The scarab’s association with the daily rebirth of the young sun god, Khepri, gave the beetle a prominent role in funerary contexts. Since the sun was thought to die each night and be reborn each morning as a scarab beetle, it was beneficial to the deceased to harness these powers so he or she could be reborn into the afterlife. The carved stone scarab was inscribed with a spell from the Egyptian Book of the Dead, entreating the heart to speak well of the deceased so he might be allowed into the afterlife. The scarab was then placed within the mummy’s wrappings, usually over the heart.
Unlike it’s 13th century counterparts, this particular scarab is a more recent tribute, estimated to be from the mid to late 19th century. It was likely an offering to the well-healed adventurers on their Grand Tour. The beetle carapace is unique among the stone heart scarabs I’ve seen in that it is almost entirely open, framed by the curves of two enormous snakes. Snakes were associated with several deities in the Old Kingdom, but in this context they likely represent the sun god, Ra, calling upon his ability to be reborn with each new day. The open work carving implies the heart freely open to examination by the Keeper of Balance. The hieroglyphs on the base represent the spell from the Book of the Dead.
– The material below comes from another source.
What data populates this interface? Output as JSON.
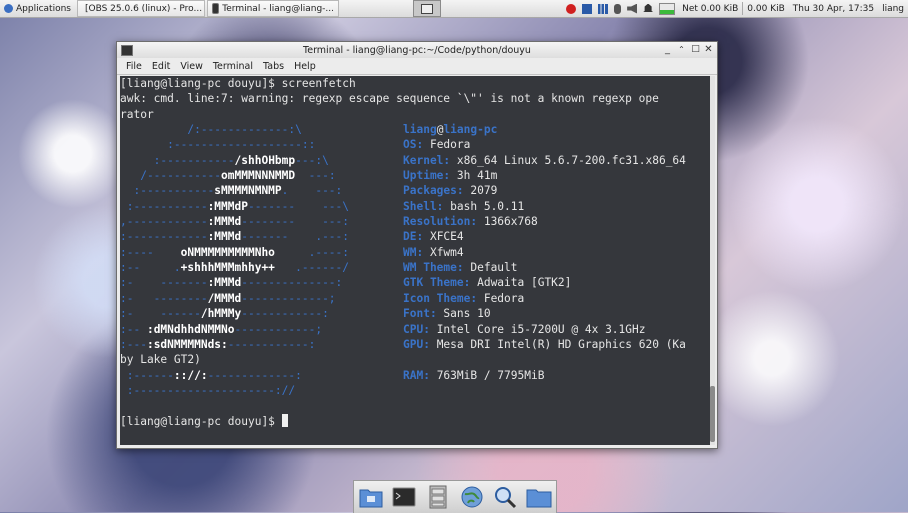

This scarab measures 4 inches long and just under 3 inches wide. He’s in lovely condition, showing the marks of time and touch, but no damage to the stone. It is carved limestone and weighs 9 ounces overall. Our pieces are treated with respect, properly boxed and protected for shipping. Please take your time with the photos and consider them part of the description. Let me know if you have any questions and feel free to check out the many scarab treasures available in my shop! Purchases from the WhyteWing website benefit The Trevor Project, but if you are more comfortable making your purchase from a platform like Etsy, this hand carved Scarab is listed there as well.
4 x 2.9 inches